But then I think of music, how a poem sings when the rest of the room is chewing on gravel. What would we have without the music inside the words? Shopping lists, prescriptions, scribbles. A close rhyme can cash in on a harmony that sends shivers through my entire skeleton. A smattering of alliteration and a nail sinks into a hard piece of wood. A touch of assonance and even woodchucks hum.

Or maybe it’s the ability to leap from tree to tree like a squirrel. Or a knack for metaphor, always something standing in for something else. Could it be a grand vocabulary? A willingness to state the truth and nothing but? An ability to make an echo chamber out of your obsessive nature?

I get confused over what comes first: the word or the speaking. “Being alive” I finally say. You have to be alive to observe, to hit the high notes, to bang and whistle, to love language so much that nothing else will do.

1 comment

I've been enjoying this blog very much, and today read a delightful review of Invisible Dogs in our Halifax paper. I thought I'd share the link:

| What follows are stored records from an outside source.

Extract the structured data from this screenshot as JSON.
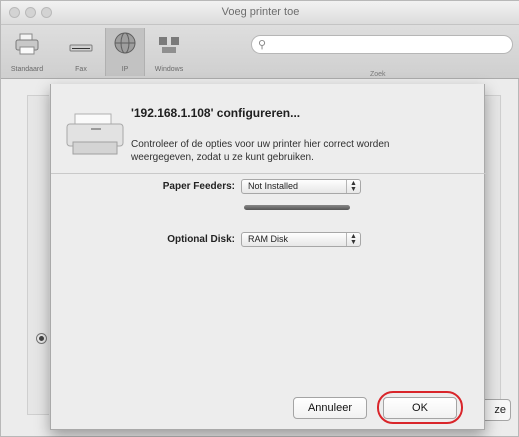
{
  "window": {
    "title": "Voeg printer toe"
  },
  "toolbar": {
    "items": [
      {
        "label": "Standaard",
        "icon": "printer-icon"
      },
      {
        "label": "Fax",
        "icon": "fax-icon"
      },
      {
        "label": "IP",
        "icon": "globe-icon"
      },
      {
        "label": "Windows",
        "icon": "windows-network-icon"
      }
    ],
    "search_placeholder": "",
    "search_label": "Zoek"
  },
  "dialog": {
    "title": "'192.168.1.108' configureren...",
    "description": "Controleer of de opties voor uw printer hier correct worden weergegeven, zodat u ze kunt gebruiken.",
    "fields": [
      {
        "label": "Paper Feeders:",
        "value": "Not Installed"
      },
      {
        "label": "Optional Disk:",
        "value": "RAM Disk"
      }
    ],
    "cancel_label": "Annuleer",
    "ok_label": "OK"
  },
  "background": {
    "cut_button_label": "ze"
  },
  "colors": {
    "highlight": "#d9252a"
  }
}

The views expressed in the Writer-in-Residence blogs are those held by the authors and do not necessarily reflect the views of Open Book: Toronto.

Barry Dempster

Barry Dempster, twice nominated for the Governor General’s Literary Award, is the author of fourteen poetry collections, two novels, two volumes of short stories and a children’s book.

Go to Barry Dempster’s Author Page